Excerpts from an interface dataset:
+++++

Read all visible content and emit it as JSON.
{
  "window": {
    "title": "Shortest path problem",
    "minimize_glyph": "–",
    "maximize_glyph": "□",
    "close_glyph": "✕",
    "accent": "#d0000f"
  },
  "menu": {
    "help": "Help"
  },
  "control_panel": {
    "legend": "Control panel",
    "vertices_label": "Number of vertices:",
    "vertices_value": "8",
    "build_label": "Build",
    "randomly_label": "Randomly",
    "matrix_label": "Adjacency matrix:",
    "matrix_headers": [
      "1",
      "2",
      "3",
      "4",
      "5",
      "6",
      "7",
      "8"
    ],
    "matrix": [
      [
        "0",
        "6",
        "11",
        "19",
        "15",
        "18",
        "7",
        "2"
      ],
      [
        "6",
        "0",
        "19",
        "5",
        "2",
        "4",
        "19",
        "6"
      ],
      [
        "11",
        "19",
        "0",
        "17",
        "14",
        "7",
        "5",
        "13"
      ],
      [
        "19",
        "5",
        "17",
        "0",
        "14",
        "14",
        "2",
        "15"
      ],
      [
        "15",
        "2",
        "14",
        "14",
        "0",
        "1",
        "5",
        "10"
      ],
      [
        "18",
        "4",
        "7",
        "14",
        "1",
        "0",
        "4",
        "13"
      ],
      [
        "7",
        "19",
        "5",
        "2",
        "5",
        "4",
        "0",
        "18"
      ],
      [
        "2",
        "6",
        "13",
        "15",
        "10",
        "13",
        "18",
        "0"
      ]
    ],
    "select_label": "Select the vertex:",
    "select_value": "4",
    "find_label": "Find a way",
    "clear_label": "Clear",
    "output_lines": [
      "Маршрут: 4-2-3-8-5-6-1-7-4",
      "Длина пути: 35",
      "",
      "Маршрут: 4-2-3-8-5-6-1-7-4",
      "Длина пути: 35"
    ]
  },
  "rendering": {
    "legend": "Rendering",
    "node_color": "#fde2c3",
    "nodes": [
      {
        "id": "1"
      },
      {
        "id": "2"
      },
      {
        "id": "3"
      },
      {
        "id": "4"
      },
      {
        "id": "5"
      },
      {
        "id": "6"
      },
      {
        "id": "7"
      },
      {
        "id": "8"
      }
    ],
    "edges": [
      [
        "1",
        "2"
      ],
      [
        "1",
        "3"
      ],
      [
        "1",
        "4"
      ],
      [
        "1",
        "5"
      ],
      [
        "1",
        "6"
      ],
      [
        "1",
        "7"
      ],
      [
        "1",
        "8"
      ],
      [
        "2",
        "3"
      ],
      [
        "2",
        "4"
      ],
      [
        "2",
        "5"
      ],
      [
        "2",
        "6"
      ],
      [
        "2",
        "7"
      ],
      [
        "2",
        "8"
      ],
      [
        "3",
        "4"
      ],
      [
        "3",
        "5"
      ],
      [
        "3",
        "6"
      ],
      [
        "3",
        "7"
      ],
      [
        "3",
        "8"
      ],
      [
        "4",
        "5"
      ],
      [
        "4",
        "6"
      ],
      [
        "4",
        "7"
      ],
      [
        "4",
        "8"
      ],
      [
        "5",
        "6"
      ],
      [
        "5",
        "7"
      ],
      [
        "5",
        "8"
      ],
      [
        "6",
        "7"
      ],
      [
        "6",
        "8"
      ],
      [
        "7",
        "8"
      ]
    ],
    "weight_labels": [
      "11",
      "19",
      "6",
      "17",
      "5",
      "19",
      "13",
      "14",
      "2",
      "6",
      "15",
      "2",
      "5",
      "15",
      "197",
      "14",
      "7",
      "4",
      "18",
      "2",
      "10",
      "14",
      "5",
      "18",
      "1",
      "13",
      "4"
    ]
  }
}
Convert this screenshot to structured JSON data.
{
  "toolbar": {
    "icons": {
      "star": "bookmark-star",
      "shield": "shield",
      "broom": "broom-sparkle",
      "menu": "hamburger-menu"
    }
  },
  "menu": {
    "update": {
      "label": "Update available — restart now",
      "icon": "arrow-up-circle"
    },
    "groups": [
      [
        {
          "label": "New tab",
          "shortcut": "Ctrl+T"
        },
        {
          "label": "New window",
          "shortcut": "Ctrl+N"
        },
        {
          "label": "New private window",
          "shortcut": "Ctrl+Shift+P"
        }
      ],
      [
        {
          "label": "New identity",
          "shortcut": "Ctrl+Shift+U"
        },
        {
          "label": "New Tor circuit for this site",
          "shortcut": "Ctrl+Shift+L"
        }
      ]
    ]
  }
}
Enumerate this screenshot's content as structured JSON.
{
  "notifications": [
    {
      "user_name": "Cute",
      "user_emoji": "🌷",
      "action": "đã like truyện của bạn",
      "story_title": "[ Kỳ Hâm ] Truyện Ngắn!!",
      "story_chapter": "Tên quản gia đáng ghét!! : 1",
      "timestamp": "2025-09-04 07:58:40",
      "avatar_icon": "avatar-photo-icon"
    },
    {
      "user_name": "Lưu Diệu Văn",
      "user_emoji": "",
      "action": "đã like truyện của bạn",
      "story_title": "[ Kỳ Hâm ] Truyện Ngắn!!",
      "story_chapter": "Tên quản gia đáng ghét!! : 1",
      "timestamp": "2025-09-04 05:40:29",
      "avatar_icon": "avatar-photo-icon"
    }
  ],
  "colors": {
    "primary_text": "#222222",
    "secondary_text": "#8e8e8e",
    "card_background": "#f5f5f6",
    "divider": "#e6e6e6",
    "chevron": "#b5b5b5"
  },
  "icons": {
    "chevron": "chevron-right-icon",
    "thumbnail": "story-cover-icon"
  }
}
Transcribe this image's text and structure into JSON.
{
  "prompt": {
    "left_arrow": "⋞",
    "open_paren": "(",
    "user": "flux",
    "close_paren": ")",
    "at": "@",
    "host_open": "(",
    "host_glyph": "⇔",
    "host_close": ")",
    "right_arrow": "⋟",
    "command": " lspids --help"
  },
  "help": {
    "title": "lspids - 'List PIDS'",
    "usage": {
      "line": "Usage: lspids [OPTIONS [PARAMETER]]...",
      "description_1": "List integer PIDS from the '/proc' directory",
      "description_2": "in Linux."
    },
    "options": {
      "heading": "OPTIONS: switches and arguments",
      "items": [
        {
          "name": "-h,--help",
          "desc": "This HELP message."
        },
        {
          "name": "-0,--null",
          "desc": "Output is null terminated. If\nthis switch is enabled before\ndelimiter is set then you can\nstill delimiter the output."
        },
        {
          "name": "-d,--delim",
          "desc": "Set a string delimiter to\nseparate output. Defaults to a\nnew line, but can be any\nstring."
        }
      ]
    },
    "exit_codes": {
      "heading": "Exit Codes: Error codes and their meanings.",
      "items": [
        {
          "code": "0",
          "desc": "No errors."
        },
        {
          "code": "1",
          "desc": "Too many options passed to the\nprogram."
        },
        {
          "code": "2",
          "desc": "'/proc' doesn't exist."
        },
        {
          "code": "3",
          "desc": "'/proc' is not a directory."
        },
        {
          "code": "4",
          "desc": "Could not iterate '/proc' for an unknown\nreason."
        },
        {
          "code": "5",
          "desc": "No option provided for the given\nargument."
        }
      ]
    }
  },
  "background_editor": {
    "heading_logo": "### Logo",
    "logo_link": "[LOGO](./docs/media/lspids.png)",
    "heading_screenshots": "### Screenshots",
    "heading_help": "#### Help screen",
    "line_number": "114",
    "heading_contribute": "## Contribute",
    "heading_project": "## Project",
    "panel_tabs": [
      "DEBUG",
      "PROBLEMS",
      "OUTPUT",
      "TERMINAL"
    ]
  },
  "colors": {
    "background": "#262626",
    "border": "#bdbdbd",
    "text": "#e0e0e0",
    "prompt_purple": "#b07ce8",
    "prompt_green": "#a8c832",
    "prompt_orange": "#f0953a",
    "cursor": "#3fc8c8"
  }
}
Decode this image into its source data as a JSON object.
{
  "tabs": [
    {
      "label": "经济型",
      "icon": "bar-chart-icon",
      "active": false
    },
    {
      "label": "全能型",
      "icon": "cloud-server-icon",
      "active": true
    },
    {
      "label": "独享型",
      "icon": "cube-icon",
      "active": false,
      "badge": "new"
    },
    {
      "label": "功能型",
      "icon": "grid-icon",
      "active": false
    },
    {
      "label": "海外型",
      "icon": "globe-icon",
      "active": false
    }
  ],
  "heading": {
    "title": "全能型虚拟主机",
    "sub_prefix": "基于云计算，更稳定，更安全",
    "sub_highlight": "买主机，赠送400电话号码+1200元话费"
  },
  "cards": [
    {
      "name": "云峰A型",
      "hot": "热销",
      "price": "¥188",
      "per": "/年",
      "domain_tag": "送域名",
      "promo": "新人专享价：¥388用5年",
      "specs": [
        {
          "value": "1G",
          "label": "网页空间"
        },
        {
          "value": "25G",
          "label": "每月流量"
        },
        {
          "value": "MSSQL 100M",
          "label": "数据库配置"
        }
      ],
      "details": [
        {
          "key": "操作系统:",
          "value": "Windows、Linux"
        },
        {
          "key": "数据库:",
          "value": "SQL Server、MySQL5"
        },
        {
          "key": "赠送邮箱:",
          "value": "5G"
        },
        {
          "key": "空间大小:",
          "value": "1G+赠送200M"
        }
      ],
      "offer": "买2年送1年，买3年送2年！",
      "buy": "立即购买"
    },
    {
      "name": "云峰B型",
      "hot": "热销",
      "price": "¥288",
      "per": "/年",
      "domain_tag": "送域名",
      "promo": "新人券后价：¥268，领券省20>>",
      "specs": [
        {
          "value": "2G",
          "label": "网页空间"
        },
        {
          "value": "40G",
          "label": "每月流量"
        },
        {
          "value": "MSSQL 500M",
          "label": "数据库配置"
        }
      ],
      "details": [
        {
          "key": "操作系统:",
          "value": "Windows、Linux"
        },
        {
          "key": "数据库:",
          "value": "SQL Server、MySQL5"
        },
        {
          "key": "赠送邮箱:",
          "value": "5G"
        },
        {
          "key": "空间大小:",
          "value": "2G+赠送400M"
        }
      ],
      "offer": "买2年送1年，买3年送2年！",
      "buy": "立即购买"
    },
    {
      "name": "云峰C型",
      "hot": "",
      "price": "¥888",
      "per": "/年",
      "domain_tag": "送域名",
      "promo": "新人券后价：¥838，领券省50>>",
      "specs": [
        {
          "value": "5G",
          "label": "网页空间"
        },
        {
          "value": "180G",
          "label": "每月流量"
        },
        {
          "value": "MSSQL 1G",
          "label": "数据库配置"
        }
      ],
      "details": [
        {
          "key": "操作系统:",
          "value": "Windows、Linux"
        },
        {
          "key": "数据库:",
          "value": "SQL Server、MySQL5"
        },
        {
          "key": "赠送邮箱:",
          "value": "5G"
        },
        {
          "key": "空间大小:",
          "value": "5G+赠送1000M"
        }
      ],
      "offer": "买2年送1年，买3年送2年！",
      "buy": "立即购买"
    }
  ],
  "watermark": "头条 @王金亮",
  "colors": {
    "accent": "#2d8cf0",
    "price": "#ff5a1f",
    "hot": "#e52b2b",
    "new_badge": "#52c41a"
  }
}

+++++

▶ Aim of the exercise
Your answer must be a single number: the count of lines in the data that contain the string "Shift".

▶ Answer section
3